These were the original intentions for the Conservatives for their term, before they announced the snap election. Should they remain in power, they have promised to stick to their original aims and intentions.
Labour’s manifesto leans further towards a ‘tax avoidance when possible’ campaign as opposed to the ‘low-tax promise’ from the Conservatives. Labour have pledged to keep income tax the same, or without any increases for lower earners within the UK.
If you earn below £80,000 per year, Labour have suggested that you will not see an increase in income tax if they win the election. As for higher earners, Labour have suggested an income tax of 45% for any earnings over £80,000, as well as an additional 50% tax on anything earned over £123,000.
Current tax bands under Conservative parliament
Potential tax bands under Labour parliament
% of tax on earnings
|Personal allowance||Basic rate||Higher rate||Additional rate||Personal allowance||Basic rate||Higher rate||Additional rate||Added rate|
|0% up to £11,500 (£12,500 in 2020)||20% between £11,501 and £45,000||40% between £45,001 and £150,000||45% over £150,000||0% £11,500 (£12,500 in 2020)||20% between £11,501 and £45,000||40% between £45,001 and £80,000||45% between £80,001 and £123,000||50% over £123,001|
VAT and National Insurance Contributions are set to remain steady with a Labour win, there are aims to increase the Living Wage to £10p/h by 2020, too.
If you have an interest in the help-to-buy scheme, Labour have plans to keep it in place until 2027 at the very least.
Labour looks to keep the current triple-lock state pension in place, as well as restricting the retirement and pension age from increasing above 66 years of age.
The Liberal Democrats have presented a similar pledge to that of Labour when it comes to state pensions and the existing triple-lock system. They have guaranteed that this minimum increase year on year will remain throughout the next parliament, should they win the election.
They have suggested adding an additional 1p to each of the income tax rates, in order to create an additional £6billion that can go towards the NHS and social care.
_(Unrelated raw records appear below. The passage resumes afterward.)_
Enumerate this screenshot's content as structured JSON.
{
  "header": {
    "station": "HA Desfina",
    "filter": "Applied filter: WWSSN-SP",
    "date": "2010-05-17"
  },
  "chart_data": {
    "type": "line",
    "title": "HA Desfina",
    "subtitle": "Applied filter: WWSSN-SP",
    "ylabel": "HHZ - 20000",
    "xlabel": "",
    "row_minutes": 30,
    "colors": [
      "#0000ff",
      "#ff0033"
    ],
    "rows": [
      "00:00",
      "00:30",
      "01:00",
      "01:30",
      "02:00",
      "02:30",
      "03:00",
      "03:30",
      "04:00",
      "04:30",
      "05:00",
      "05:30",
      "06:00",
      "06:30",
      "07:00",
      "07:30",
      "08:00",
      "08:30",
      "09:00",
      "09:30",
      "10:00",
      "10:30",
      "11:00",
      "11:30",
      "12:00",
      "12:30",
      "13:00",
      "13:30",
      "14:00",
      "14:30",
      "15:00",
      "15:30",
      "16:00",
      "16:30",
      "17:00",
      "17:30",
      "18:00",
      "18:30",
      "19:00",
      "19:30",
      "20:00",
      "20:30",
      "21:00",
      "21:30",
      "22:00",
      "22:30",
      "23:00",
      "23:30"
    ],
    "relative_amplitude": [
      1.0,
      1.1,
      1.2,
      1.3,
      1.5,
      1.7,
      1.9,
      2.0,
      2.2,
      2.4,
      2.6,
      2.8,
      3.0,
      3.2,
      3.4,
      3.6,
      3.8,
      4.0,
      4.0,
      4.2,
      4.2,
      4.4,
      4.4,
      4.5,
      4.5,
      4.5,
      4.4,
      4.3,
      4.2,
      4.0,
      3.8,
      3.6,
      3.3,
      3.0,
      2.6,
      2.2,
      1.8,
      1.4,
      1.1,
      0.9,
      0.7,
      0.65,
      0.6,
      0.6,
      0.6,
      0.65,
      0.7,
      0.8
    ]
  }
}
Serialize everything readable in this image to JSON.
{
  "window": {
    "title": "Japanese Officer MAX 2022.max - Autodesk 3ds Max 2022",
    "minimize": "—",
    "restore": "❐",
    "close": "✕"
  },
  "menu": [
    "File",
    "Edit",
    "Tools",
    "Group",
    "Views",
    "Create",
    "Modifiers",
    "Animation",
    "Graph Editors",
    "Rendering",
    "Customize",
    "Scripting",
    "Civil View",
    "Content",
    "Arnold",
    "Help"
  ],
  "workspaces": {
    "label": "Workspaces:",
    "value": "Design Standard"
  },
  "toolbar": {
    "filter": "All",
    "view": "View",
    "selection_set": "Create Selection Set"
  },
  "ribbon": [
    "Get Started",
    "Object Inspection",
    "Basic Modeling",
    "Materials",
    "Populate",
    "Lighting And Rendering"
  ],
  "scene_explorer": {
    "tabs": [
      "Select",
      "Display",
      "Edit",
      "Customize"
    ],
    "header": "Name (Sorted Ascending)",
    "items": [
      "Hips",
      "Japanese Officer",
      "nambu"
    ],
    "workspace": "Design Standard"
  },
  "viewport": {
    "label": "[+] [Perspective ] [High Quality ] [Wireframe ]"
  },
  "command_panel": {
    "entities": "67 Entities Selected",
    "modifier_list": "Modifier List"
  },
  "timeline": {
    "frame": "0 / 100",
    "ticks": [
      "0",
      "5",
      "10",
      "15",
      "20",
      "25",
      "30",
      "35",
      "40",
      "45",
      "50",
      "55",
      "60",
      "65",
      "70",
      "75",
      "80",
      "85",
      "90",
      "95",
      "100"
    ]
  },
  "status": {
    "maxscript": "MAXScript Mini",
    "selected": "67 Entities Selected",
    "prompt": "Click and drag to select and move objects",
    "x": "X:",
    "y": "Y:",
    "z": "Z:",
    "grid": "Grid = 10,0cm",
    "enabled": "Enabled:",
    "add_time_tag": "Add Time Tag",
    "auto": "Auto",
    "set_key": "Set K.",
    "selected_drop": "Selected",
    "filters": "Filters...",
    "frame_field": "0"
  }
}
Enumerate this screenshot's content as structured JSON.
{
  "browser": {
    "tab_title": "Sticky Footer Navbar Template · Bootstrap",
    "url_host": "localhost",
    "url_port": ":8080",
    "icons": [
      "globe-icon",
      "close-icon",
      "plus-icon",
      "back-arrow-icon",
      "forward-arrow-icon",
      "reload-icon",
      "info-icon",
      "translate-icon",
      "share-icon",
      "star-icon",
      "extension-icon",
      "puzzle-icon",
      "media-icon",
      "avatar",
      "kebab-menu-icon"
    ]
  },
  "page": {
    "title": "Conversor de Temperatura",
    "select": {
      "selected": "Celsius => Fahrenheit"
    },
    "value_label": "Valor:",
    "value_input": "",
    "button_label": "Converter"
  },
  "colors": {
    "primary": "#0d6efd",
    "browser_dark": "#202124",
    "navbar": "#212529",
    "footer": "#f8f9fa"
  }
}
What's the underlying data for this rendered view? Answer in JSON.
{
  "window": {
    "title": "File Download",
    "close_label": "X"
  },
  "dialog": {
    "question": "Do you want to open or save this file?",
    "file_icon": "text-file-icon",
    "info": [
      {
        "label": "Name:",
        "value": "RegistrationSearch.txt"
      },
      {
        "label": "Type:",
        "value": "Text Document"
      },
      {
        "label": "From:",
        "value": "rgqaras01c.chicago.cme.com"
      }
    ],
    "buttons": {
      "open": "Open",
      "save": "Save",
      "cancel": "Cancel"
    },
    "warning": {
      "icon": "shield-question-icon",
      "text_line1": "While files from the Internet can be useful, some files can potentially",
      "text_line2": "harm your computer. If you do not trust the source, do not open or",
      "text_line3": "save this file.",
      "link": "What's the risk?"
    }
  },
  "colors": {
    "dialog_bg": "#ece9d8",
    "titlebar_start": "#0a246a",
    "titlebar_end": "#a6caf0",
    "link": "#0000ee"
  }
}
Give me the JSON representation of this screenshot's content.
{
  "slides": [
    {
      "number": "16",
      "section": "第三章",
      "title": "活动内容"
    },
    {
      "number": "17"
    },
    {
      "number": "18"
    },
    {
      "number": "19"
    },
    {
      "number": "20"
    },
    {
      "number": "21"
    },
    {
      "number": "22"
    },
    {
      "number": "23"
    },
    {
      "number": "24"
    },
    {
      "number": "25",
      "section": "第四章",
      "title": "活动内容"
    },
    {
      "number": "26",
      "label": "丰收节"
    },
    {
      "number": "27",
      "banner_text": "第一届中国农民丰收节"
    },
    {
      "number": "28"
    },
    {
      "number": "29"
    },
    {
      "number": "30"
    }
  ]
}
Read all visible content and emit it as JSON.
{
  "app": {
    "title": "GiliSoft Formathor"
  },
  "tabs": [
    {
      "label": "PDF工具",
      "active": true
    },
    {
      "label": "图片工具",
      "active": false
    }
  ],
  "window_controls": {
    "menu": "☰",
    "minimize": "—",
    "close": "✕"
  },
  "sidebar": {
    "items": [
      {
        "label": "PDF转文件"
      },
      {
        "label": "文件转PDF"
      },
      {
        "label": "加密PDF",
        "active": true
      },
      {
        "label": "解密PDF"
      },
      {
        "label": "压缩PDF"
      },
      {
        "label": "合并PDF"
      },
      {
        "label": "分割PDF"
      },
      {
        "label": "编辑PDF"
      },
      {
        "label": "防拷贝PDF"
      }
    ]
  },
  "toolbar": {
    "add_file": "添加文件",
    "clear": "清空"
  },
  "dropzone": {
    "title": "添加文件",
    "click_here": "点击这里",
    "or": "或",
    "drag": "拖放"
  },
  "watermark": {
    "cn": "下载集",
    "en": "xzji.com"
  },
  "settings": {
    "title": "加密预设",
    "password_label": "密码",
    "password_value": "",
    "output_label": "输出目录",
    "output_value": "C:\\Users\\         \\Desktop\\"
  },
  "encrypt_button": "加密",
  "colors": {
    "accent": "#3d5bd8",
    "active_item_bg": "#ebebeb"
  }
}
When it comes to the Living Wage, rather than stating specific numbers that they intend to reach by a certain milestone, the Liberal Democrats have suggested an independent review of the Living Wage, should they come into power.
It all comes down to your personal opinion and choice
With personal finances being the topic of much discussion around the country, it seems that each of the main political parties are addressing the subject within their manifestos and pledges, offering at least some guidance for those unsure of who to vote for.
Pensions have been a particularly hot topic, as has the fear of the unknown that’s sprouted from the Brexit result. Each of these topics have had a huge impact on everyone living within the UK and as such, it’s worthwhile having a clear understanding of what each party is suggesting before making your decision on who to vote for.
Of course, whilst we all have an active interest in personal finance, who you would prefer to see as the country’s leader depends entirely on what’s important to you and what pledges each party is making when it comes to reflecting these factors.
You might even find that another party that we haven’t discussed here, better fits your needs than the main parties discussed. We would advise having a thorough look through each party manifesto, or take a look at the BBC’s Manifesto guide, to see which best meets your own wants and needs.
Your vote is so important to the future of the UK and the economy and so it’s well worth having an understanding of how each party could affect you before heading to the polling station on Thursday.